The trip to Chicago would take a day and a night, and Flossie and Freddie, as well as Bert and Nan, were interested in going to sleep on a train in the queer little beds the porter makes up from what are seats in the daytime.
It was not the first time the children had traveled in a sleeping car, but they were always interested. It did seem queer to them to be traveling along in their sleep.
"Almost like a dream," Nan said, and I think she was quite right.
"Where's my basket?" Flossie asked, after they had ridden on for about an hour.
"Do you want to see if Snap is in it this time?" her father jokingly inquired.
"Snap's too big to get in my basket," Flossie answered. "He's a big dog. But I want to get some of the cookies Dinah gave me. I'm hungry."
"So'm I!" cried Freddie, who had been looking from the window. "I want a cookie too!"
"Dinah gave me some for you," Flossie said, and, when her basket had been handed down from the brass rack over the seat, she searched around in it until she had found what she was looking for—a bag of molasses and sugar cookies.
"Oh, Dinah does make such good cookies!" said Flossie, with her mouth half full, though, really, to be polite, I suppose, she should not have talked that way.
"Shall we get any cookies out on the cattle ranch?" asked Nan. "If we don't, Flossie and Freddie will miss them."
"Oh, they have cooks on ranches, same as they do in lumber camps," Bert declared. "I saw a picture once of a Chinese cook on a cattle ranch."
"Can a Chinaman cook?" asked Nan, in surprise. "I thought they could only iron shirts and collars."
"Some Chinese are very good cooks," explained Mr. Bobbsey. "And Bert is right when he says that on some ranches in the West a Chinese man does the cooking. I don't know whether we shall find one where we are going or not."
"Are we going to the lumber tract first, or to the ranch?" asked Bert.
"To where the big trees grow," answered his father. "The tract your mother is going to own is near a place called Lumberville. It is several hundred miles north and west of Chicago. We will stop off there, and go on later to the ranch. That is near a place called Cowdon."
"What funny names," laughed Bert. "Lumberville and Cowdon. You would think they were named after the trees and the cows."
"I think they were," his father said. "Out West they take names that mean something, and Lumberville and Cowdon just describe the places they are named after."

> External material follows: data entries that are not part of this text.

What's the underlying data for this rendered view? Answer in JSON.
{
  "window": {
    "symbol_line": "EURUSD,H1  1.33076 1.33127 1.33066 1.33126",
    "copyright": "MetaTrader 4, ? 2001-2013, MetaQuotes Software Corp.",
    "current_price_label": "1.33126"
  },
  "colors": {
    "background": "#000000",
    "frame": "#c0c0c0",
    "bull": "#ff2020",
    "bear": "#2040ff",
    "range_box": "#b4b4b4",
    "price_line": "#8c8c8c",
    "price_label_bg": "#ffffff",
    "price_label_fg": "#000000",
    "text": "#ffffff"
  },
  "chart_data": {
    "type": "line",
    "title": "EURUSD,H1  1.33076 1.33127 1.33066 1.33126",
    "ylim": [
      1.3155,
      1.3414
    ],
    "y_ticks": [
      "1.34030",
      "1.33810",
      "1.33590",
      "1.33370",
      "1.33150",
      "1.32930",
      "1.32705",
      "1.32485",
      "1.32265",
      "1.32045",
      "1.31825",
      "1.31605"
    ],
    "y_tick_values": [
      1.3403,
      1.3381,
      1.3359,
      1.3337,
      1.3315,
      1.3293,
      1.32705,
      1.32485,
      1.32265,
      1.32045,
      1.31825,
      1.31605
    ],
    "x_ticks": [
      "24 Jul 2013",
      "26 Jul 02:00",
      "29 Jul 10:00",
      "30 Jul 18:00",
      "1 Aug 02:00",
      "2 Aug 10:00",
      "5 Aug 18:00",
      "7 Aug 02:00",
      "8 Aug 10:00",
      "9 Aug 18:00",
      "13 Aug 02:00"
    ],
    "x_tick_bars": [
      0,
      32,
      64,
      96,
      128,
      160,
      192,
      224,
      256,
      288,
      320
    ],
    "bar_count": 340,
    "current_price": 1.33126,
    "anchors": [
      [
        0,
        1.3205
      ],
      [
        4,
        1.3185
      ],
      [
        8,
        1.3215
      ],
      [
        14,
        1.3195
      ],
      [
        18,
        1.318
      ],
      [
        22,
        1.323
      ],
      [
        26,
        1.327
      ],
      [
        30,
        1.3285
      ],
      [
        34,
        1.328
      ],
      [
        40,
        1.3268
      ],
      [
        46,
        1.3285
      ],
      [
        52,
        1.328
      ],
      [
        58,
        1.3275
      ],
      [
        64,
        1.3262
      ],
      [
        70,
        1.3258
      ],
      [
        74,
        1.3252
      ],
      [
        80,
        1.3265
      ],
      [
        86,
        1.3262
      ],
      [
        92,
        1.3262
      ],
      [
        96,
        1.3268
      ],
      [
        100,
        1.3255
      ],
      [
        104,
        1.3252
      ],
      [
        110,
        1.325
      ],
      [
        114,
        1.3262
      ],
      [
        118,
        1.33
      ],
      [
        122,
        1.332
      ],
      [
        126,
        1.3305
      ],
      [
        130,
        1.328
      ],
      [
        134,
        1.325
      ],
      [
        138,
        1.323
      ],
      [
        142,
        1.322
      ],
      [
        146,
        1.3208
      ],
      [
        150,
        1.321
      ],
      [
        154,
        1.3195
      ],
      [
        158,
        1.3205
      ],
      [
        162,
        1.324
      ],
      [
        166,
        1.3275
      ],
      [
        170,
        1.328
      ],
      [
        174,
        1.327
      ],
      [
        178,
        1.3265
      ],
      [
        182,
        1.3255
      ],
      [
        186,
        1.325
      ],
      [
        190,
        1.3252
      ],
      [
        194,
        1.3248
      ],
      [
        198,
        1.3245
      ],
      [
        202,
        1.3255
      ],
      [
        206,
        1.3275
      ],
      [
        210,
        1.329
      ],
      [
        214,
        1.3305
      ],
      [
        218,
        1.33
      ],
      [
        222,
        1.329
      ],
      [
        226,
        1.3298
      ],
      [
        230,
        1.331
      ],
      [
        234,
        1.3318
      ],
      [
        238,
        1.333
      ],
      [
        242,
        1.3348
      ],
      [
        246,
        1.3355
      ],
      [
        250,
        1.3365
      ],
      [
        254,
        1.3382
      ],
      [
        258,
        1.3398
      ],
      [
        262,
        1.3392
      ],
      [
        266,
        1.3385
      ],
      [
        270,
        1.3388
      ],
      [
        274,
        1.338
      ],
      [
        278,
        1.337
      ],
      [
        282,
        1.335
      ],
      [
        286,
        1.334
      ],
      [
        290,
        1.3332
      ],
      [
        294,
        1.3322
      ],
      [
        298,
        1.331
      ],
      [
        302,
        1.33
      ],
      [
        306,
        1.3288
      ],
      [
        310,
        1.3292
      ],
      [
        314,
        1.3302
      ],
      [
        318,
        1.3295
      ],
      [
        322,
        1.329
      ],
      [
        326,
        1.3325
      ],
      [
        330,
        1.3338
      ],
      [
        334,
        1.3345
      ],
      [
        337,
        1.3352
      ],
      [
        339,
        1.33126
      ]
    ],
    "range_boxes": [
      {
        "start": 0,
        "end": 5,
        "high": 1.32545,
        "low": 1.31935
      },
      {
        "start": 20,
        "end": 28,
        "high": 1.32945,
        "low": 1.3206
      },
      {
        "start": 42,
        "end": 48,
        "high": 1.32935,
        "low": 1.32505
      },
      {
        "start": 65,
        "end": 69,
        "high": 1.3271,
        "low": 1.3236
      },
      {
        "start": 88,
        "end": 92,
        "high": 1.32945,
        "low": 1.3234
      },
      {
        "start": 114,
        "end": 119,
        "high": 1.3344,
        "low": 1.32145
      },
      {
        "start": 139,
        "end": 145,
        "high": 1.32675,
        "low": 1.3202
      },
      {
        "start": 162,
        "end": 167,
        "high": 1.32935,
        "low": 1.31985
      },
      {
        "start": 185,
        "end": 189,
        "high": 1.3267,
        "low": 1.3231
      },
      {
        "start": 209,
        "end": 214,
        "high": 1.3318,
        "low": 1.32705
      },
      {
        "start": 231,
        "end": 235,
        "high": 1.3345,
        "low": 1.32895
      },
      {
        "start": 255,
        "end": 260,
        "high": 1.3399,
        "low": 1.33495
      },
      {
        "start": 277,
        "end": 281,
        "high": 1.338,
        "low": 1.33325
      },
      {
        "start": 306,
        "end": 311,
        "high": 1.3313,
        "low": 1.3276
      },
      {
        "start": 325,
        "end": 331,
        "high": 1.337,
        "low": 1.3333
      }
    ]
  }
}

While Flossie and Freddie were looking from the window of the coach in which they were riding, while Bert and Nan were telling one another what good times they would have on the ranch and in the lumber camp, and while Mr. and Mrs. Bobbsey were discussing matters about the trip, there came a knock on the door.